Nigel Nicolson OBE was a British writer, publisher and politician.
Son of the writers Sir Harold Nicolson and Vita Sackville-West, Nicolson grew up at his mother's ancestral home at Knole and then at Sissinghurst, and was educated at Summer Fields, Eton and Balliol College, Oxford. He served with the Grenadier Guards during WWII, later writing their official history, and co-founded the publisher Weidenfeld & Nicolson, of which he was a director from 1948-1992.
Nicolson was elected Conservative MP for Bournemouth East in 1952, and was re-elected in the seat in 1955, but faced calls for resignation after voting with Labour on the abolition of hanging, and abstaining in a vote of confidence in the government over the Suez War. At the same time, Weidenfeld & Nicolson published Vladimir Nabokov's novel Lolita, and the ensuing scandal forced Nicolson to step down at the 1959 general election.
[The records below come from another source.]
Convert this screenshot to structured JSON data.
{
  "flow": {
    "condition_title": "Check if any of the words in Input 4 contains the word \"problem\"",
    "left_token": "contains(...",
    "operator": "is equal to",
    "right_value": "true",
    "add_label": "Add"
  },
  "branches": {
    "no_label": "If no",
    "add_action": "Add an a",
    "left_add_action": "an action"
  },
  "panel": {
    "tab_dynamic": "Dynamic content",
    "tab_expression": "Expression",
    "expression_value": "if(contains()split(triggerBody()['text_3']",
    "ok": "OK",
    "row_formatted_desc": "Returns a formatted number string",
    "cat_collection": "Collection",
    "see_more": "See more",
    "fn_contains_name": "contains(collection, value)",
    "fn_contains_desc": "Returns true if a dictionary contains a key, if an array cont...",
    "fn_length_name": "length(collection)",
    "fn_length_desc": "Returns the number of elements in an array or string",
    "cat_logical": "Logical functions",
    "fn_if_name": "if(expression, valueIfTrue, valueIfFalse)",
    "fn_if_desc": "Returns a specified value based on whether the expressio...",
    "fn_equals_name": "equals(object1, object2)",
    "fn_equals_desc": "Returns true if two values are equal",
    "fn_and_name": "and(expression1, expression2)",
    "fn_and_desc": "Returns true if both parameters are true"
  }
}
Returning to writing in the 1960s, Nicolson published several books, particularly in the fields of heritage, biography and autobiography. In 1973 he co-wrote the celebrated and controversial book Portrait of a Marriage, which balanced a frank account of his parents' extramarital affairs with their enduring love for each other. He also edited various works including his father's diaries, his parents’ letters to each other, and co-edited the letters of Virginia Woolf. Later, he wrote The Spectator's ‘Long Life’ column and a ‘Time of My Life’ column for The Sunday Telegraph.